Sunscreens are broadly classified into two groups, chemical absorbers and physical blockers.
Chemical sunscreens work by absorbing the sun’s rays and physical sunscreens work by deflecting or blocking the rays from your skin. Many sunscreens combine a mixture of chemical and physical blockers.
Mineral sunscreens are comprised of physical blockers such as titanium dioxide and zinc oxide, which tend to offer a wider spectrum of UV protection and are deemed safer because they don’t absorb into your skin like chemical blockers and are less likely to cause allergic reactions or skin irritations. Unfortunately physical blockers can leave an unsightly sheen on your skin – think Shane Warne in his baggy greens, pre-Liz Hurley.
More recently, nanotechnology has enabled the creation of ultra fine particles of zinc oxide and titanium dioxide, resulting in clearer sunscreen formulations. Good news, right? Maybe not. Although research is inconclusive, concerns have been raised over the use of nanoparticles in sunscreen and other cosmetics.
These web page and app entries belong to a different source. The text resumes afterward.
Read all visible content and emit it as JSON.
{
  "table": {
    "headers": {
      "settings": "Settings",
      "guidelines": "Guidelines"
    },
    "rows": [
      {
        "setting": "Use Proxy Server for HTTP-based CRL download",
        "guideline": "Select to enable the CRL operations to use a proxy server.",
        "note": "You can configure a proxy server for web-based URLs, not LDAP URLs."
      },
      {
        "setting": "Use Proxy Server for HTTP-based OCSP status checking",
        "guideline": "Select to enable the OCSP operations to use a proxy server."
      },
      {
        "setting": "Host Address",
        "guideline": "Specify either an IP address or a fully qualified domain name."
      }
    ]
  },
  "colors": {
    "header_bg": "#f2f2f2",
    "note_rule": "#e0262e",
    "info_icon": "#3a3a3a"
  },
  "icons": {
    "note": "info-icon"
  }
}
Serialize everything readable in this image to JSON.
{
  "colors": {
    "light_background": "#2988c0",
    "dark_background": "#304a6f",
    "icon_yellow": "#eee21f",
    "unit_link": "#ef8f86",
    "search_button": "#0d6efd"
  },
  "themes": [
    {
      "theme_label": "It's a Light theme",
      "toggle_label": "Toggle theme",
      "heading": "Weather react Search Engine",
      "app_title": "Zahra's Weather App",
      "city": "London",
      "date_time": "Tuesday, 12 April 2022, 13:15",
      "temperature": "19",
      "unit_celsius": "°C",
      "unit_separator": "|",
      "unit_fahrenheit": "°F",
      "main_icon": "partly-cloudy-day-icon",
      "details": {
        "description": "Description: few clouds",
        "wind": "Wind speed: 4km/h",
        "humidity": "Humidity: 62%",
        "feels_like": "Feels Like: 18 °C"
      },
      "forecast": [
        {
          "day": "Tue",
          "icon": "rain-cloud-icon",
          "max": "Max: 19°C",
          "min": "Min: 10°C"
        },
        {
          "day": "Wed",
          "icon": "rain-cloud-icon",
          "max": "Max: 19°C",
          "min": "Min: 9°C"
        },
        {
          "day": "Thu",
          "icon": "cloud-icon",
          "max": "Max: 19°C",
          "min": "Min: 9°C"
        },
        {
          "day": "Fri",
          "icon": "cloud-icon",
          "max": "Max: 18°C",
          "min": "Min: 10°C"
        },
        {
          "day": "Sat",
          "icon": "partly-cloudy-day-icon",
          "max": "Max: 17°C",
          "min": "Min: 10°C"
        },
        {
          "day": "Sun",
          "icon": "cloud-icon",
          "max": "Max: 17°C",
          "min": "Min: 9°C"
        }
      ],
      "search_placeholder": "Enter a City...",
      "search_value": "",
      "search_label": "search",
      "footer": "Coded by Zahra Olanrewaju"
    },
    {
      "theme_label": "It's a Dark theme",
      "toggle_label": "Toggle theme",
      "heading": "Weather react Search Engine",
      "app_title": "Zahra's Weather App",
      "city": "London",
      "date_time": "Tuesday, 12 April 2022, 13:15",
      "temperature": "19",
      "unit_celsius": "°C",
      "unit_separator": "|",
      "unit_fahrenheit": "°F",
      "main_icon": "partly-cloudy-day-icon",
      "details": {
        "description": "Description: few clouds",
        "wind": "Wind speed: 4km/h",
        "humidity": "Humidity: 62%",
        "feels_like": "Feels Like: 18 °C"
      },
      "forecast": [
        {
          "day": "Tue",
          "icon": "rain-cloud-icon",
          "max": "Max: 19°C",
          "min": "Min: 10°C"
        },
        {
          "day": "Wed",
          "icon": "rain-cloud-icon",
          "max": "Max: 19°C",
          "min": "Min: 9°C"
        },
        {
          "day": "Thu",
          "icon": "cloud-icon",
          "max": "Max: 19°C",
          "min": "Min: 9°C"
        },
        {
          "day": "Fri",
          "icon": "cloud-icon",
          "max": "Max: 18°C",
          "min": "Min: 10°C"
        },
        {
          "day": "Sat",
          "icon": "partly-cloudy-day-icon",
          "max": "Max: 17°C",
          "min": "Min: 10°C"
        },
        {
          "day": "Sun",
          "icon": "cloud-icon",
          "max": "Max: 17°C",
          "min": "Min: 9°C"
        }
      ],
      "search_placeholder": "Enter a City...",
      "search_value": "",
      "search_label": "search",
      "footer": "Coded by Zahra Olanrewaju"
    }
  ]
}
In July this year, New Zealand’s Environmental Protection Authority (EPA) announced an amendment to labelling standards for cosmetic products, including sunscreens. By 2015, products will have to list nano-scale ingredients on their labels and highlight the ingredient by placing ‘nano’ next to it in brackets.